# WHAT IS EXPECTED
Filter the records down to the lines that hold the word "icon", and copy each of those lines.
################
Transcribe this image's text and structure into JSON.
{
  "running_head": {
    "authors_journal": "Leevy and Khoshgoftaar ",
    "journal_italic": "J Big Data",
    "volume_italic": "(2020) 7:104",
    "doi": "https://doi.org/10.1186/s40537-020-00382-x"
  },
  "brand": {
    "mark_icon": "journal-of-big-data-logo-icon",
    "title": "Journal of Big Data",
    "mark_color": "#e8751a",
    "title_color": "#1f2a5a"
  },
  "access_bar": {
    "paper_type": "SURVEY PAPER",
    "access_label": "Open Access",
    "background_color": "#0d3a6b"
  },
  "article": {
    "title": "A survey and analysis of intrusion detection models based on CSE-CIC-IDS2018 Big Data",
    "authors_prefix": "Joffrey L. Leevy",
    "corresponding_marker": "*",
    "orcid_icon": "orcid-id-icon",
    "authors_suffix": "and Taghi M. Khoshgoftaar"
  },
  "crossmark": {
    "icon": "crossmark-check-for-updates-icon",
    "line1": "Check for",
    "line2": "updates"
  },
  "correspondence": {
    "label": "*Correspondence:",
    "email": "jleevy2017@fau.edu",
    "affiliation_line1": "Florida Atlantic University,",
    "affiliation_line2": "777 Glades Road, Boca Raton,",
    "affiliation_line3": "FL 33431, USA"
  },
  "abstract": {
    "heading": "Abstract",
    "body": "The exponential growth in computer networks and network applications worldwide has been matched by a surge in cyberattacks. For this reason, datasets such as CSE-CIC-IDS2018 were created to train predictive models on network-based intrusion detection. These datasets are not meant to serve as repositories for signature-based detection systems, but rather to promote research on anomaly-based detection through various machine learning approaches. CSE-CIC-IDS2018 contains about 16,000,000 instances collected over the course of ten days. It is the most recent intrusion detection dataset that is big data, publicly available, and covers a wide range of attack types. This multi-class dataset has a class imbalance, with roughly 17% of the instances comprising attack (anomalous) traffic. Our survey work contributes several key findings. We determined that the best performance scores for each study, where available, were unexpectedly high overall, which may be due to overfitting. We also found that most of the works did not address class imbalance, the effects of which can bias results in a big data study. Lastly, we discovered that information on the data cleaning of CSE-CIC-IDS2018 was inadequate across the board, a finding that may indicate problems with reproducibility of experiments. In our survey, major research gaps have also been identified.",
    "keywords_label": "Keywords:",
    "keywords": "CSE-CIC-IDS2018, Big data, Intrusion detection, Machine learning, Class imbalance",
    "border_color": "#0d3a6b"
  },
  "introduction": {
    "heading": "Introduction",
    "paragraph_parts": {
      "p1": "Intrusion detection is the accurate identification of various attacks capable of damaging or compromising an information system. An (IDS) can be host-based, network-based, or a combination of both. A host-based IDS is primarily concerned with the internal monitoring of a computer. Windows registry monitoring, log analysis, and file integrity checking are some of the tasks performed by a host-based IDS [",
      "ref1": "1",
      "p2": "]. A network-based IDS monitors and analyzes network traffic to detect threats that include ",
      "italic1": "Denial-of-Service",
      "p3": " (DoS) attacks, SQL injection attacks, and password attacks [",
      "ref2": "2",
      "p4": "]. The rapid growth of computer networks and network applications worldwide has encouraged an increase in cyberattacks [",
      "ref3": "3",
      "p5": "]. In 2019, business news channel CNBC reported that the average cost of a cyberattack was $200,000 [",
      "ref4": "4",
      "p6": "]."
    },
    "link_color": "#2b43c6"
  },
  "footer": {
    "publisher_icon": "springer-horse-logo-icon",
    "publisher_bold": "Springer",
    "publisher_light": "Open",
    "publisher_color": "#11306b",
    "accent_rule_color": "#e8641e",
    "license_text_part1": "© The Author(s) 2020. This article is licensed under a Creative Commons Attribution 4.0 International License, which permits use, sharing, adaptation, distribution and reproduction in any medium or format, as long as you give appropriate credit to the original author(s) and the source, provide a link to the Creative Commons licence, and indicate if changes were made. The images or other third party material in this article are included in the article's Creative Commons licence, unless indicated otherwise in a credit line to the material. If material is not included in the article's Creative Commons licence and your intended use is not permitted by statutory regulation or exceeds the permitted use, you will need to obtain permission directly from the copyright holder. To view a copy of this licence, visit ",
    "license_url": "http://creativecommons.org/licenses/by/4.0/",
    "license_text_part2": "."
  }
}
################
# RESPONSE TO THIS TASK
    "mark_icon": "journal-of-big-data-logo-icon",
    "orcid_icon": "orcid-id-icon",
    "icon": "crossmark-check-for-updates-icon",
    "publisher_icon": "springer-horse-logo-icon",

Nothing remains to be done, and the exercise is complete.